**WORK REQUIRED:** The data below must be copied in full and without any change.

== Segment start ==

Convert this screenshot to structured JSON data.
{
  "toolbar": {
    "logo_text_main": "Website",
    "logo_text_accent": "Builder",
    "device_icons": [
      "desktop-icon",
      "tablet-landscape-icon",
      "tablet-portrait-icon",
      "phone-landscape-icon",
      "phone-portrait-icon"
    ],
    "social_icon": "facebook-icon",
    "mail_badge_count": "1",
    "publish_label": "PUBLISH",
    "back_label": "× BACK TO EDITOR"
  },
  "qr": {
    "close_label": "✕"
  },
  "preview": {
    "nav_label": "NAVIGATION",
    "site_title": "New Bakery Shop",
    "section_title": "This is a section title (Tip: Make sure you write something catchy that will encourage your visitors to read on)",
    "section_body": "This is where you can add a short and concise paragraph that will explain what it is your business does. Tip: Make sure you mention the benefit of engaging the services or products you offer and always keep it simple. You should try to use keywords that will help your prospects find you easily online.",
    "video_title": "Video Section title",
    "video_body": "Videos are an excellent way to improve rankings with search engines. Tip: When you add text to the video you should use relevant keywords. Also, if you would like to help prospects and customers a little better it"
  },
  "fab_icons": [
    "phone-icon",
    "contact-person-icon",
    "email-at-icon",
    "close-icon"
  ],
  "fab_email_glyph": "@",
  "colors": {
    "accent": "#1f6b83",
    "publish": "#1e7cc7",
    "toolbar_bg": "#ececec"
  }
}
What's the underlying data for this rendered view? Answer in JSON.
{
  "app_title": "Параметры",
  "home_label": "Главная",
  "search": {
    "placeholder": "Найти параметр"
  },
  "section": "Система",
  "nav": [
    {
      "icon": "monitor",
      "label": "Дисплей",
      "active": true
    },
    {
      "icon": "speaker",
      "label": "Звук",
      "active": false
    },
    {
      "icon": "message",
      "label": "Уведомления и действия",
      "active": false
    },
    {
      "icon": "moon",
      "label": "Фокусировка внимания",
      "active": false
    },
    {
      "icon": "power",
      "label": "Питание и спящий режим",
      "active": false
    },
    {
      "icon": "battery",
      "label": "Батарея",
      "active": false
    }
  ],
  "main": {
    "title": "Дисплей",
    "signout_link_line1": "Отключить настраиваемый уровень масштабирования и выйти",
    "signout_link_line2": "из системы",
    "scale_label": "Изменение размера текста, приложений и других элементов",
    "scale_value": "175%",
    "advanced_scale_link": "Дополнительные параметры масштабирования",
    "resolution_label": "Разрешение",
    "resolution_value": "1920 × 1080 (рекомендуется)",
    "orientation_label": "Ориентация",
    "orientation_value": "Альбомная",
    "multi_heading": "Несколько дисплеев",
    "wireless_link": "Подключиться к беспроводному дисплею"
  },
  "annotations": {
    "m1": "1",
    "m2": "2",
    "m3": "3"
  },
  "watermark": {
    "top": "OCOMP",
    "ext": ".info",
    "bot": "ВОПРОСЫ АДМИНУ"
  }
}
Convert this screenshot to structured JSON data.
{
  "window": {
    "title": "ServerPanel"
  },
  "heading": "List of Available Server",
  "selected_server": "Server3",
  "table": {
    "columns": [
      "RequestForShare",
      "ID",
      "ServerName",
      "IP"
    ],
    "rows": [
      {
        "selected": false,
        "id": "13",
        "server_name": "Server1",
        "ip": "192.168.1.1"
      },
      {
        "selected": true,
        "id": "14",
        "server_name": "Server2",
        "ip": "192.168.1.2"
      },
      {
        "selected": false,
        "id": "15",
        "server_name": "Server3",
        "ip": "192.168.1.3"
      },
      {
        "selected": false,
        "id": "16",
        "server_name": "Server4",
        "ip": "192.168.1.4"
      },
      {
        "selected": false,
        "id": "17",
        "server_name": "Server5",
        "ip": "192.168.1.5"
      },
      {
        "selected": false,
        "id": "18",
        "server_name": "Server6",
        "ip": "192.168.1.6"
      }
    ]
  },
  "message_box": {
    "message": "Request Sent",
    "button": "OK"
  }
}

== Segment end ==

**TASK ANSWER:**
Convert this screenshot to structured JSON data.
{
  "toolbar": {
    "logo_text_main": "Website",
    "logo_text_accent": "Builder",
    "device_icons": [
      "desktop-icon",
      "tablet-landscape-icon",
      "tablet-portrait-icon",
      "phone-landscape-icon",
      "phone-portrait-icon"
    ],
    "social_icon": "facebook-icon",
    "mail_badge_count": "1",
    "publish_label": "PUBLISH",
    "back_label": "× BACK TO EDITOR"
  },
  "qr": {
    "close_label": "✕"
  },
  "preview": {
    "nav_label": "NAVIGATION",
    "site_title": "New Bakery Shop",
    "section_title": "This is a section title (Tip: Make sure you write something catchy that will encourage your visitors to read on)",
    "section_body": "This is where you can add a short and concise paragraph that will explain what it is your business does. Tip: Make sure you mention the benefit of engaging the services or products you offer and always keep it simple. You should try to use keywords that will help your prospects find you easily online.",
    "video_title": "Video Section title",
    "video_body": "Videos are an excellent way to improve rankings with search engines. Tip: When you add text to the video you should use relevant keywords. Also, if you would like to help prospects and customers a little better it"
  },
  "fab_icons": [
    "phone-icon",
    "contact-person-icon",
    "email-at-icon",
    "close-icon"
  ],
  "fab_email_glyph": "@",
  "colors": {
    "accent": "#1f6b83",
    "publish": "#1e7cc7",
    "toolbar_bg": "#ececec"
  }
}
What's the underlying data for this rendered view? Answer in JSON.
{
  "app_title": "Параметры",
  "home_label": "Главная",
  "search": {
    "placeholder": "Найти параметр"
  },
  "section": "Система",
  "nav": [
    {
      "icon": "monitor",
      "label": "Дисплей",
      "active": true
    },
    {
      "icon": "speaker",
      "label": "Звук",
      "active": false
    },
    {
      "icon": "message",
      "label": "Уведомления и действия",
      "active": false
    },
    {
      "icon": "moon",
      "label": "Фокусировка внимания",
      "active": false
    },
    {
      "icon": "power",
      "label": "Питание и спящий режим",
      "active": false
    },
    {
      "icon": "battery",
      "label": "Батарея",
      "active": false
    }
  ],
  "main": {
    "title": "Дисплей",
    "signout_link_line1": "Отключить настраиваемый уровень масштабирования и выйти",
    "signout_link_line2": "из системы",
    "scale_label": "Изменение размера текста, приложений и других элементов",
    "scale_value": "175%",
    "advanced_scale_link": "Дополнительные параметры масштабирования",
    "resolution_label": "Разрешение",
    "resolution_value": "1920 × 1080 (рекомендуется)",
    "orientation_label": "Ориентация",
    "orientation_value": "Альбомная",
    "multi_heading": "Несколько дисплеев",
    "wireless_link": "Подключиться к беспроводному дисплею"
  },
  "annotations": {
    "m1": "1",
    "m2": "2",
    "m3": "3"
  },
  "watermark": {
    "top": "OCOMP",
    "ext": ".info",
    "bot": "ВОПРОСЫ АДМИНУ"
  }
}
Convert this screenshot to structured JSON data.
{
  "window": {
    "title": "ServerPanel"
  },
  "heading": "List of Available Server",
  "selected_server": "Server3",
  "table": {
    "columns": [
      "RequestForShare",
      "ID",
      "ServerName",
      "IP"
    ],
    "rows": [
      {
        "selected": false,
        "id": "13",
        "server_name": "Server1",
        "ip": "192.168.1.1"
      },
      {
        "selected": true,
        "id": "14",
        "server_name": "Server2",
        "ip": "192.168.1.2"
      },
      {
        "selected": false,
        "id": "15",
        "server_name": "Server3",
        "ip": "192.168.1.3"
      },
      {
        "selected": false,
        "id": "16",
        "server_name": "Server4",
        "ip": "192.168.1.4"
      },
      {
        "selected": false,
        "id": "17",
        "server_name": "Server5",
        "ip": "192.168.1.5"
      },
      {
        "selected": false,
        "id": "18",
        "server_name": "Server6",
        "ip": "192.168.1.6"
      }
    ]
  },
  "message_box": {
    "message": "Request Sent",
    "button": "OK"
  }
}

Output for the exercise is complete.